I threatened that I would have more on this topic, and I don’t issue empty threats. Herewith, a little trivia about a curious structure: the Vehicle Assembly Building at Kennedy Space Center, Cape Canaveral, Florida.
With the race to the moon came, naturally enough, a significant infrastructure to support the endeavor, and the most visibly prominent part of this in this area of Florida is the building used for final assembly of the impressive Saturn V booster that carried Apollo on its way. Standing 110 meters (363 feet) tall, the Saturn V needed a very big building to be stacked together within, especially since it was built atop the Mobile Launch Platform and driven, upright, to the launch pad, and needed a launch gantry that stood even taller. So, 122 meters (400 feet) for the gantry and another 14 meters (45 feet) for the launch platform and crawler means you need one hell of a garage door. At that time called the Vertical Assembly Building, this big plain block structure is visible for kilometers from across Florida but is deceptive in appearance, because it stands alone and has absolutely no features that provide any scale at all.

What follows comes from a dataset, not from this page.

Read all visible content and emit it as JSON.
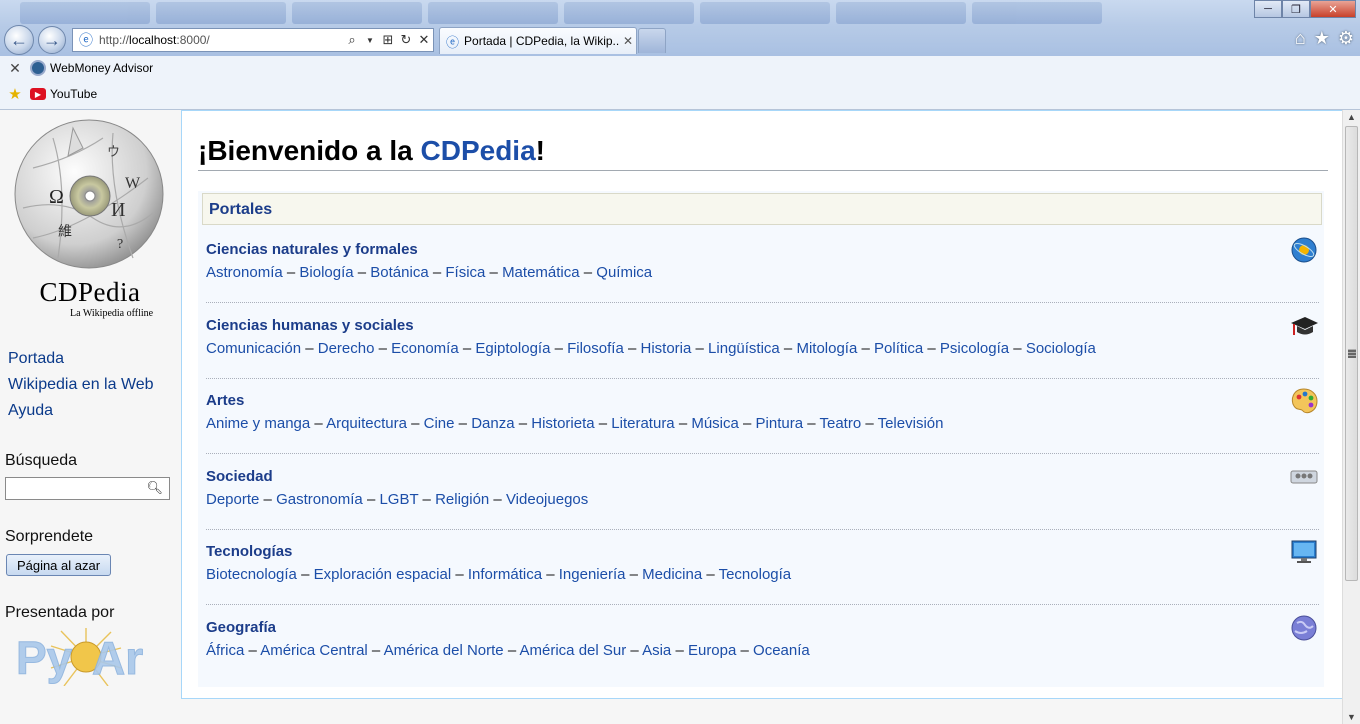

Shown here getting ready to receive an external tank for the space shuttle orbiters, you can’t really get much of an idea of the size, and in fact even the external tank is tricky, but if you look at the yellow brace near the top end of the tank to the right, at the base of that brace is someone in blue standing right alongside the tank. Clicking on this image will open the full-resolution image in another window, by the way, if you would like to see the detail (photo courtesy of NASA.) And at the base of the VAB, that open door is wide enough for the external tank soon to pass through. The forced perspective is tricky, isn’t it?
But that’s not really enough either, so look at the crossbar throwing a shadow on the face of the building, about 3/4 of the way up in the center. Have a nice close look:
Those little pixels just barely visible now provide an impression of what they really are: a couple of men on a scaffolding on the side of the building (doing what, I’m not really sure, but better them than me.) Now do you get an idea of the scale? The blue starfield portion of the American flag painted on the side of the building is the size of a basketball court; each stripe is the width of an average road lane. The VAB stands 160 meters (526 feet) tall, not quite half the height of the Empire State Building, but four times the volume. Even more interesting, it is 55 meters (180 feet) higher than the highest ground elevation in Florida – yes, the state is very flat; swamps don’t tend to pile up very high.
Inside it’s just one big open space, with several powerful cranes to assemble the various launch vehicles – the Saturn V initially, but now switched to the shuttle orbiters, an era that ends in a couple of months with the last space shuttle launch. It is highly likely that it will continue duty with the new line of space vehicle, whatever that turns out to be (the lack of contingency in the program is appalling, but I’m one of those who refuse to put the blame on NASA – Congress is the body that approves all plans and funding.) In the right conditions, clouds form inside the building due to the humidity and temperature differential, something that would probably not happen anyplace other than Florida, the nation’s sauna. Outside, you can see the square shape from quite a distance away, a child’s toy block in the middle of an empty carpet.
The northern part of the island that holds the Cape is Merritt Island Wildlife Refuge, which I’ve mentioned before, and on more than one occasion I’ve had to change my shooting angle when photographing wildlife there to prevent the building from being in the frame (or, in this case, I simply decided to use it as a distinctive setting.)
When watching the night launch of Mission STS-113, I missed an opportunity I really didn’t know I’d have. Both the shuttle launch pad and the VAB are floodlit for night launches, and my viewing angle placed them only a short distance apart, easily able to be seen together with even a moderate-angle lens. Rockets heading into orbit always seem to be falling back towards Earth as they transition gradually from vertical to horizontal and start following the curve of the planet, but that evening the orbital path lay almost directly away from me. As the shuttle dwindled to a point of light and discarded the Solid Rocket Boosters, only the main engines remained to be seen, and the arc was very tight, almost a straight up/straight down affair. It disappeared from view only a little above the horizon, and directly above the VAB. Had I known and been prepared, I could have had a spare camera set up with a wide angle lens, capturing the entire arc from launch to vanishing, pad to VAB. Nuts.
But I have to give James Vernatocola credit for composing this great shot of the arc with the foreground details.